He coauthored ‘Indian Medicinal Plants: A Compendium of 500 Species’, a five-volume treatise on 500 species of Indian medicinal plants. He has many research papers in the fields of Ayurveda and ethnopharmacology.
“He embraced modernity by keeping the values of tradition. Hence it moved from the fire stoves fuelled by wood to steam plant and kashayams in bottles to tablets and thailams to gel. He led a team to publish a five-volume treatise on 500 species of Indian medicinal plants. It is an invaluable legacy," wrote Chief Minister Pinarayi Vijayan on his Facebook page.
“For treatment, everyone from heads of nations to the orphaned and abandoned, approached him. With the support of the medical community, he provided them treatment along with compassion. Secular and progressive perspectives were his hallmark. He valued personal bonds and relationships,” added the chief minister.
Born to Sreedharan Namboodiri and Panniyampilly Kunhi Warasyar on June 5, 1921, Dr Warrier did his schooling at Kottakkal.

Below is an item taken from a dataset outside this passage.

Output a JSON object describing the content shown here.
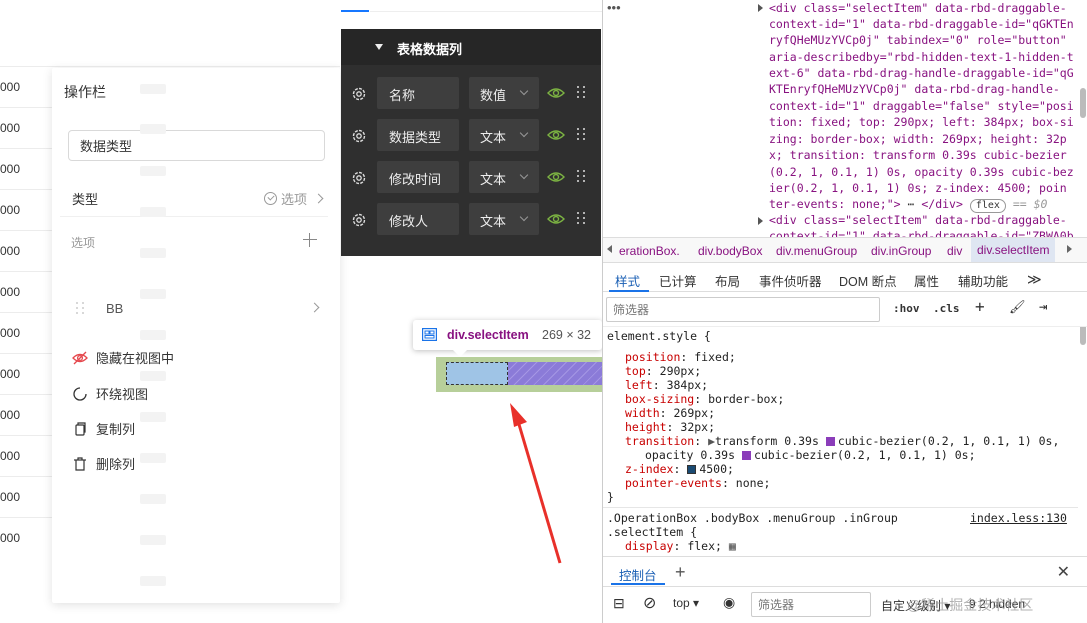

He joined Kottakkal Aryavaidya Sala at the age of 20. However, he dropped Ayurveda studies under the guidance of Vaidyaratnam P S Warrier, his uncle and founder of Kottakkal Aryavaidya Sala, as he was captivated by the freedom struggle during the Quit India movement.
Dr Warrier’s wife Madhavikutty, a poet, and son Vijayan Warrier died a few years ago. He is survived by his son Balachandra Warrier and daughter Subhadra Ramachandran.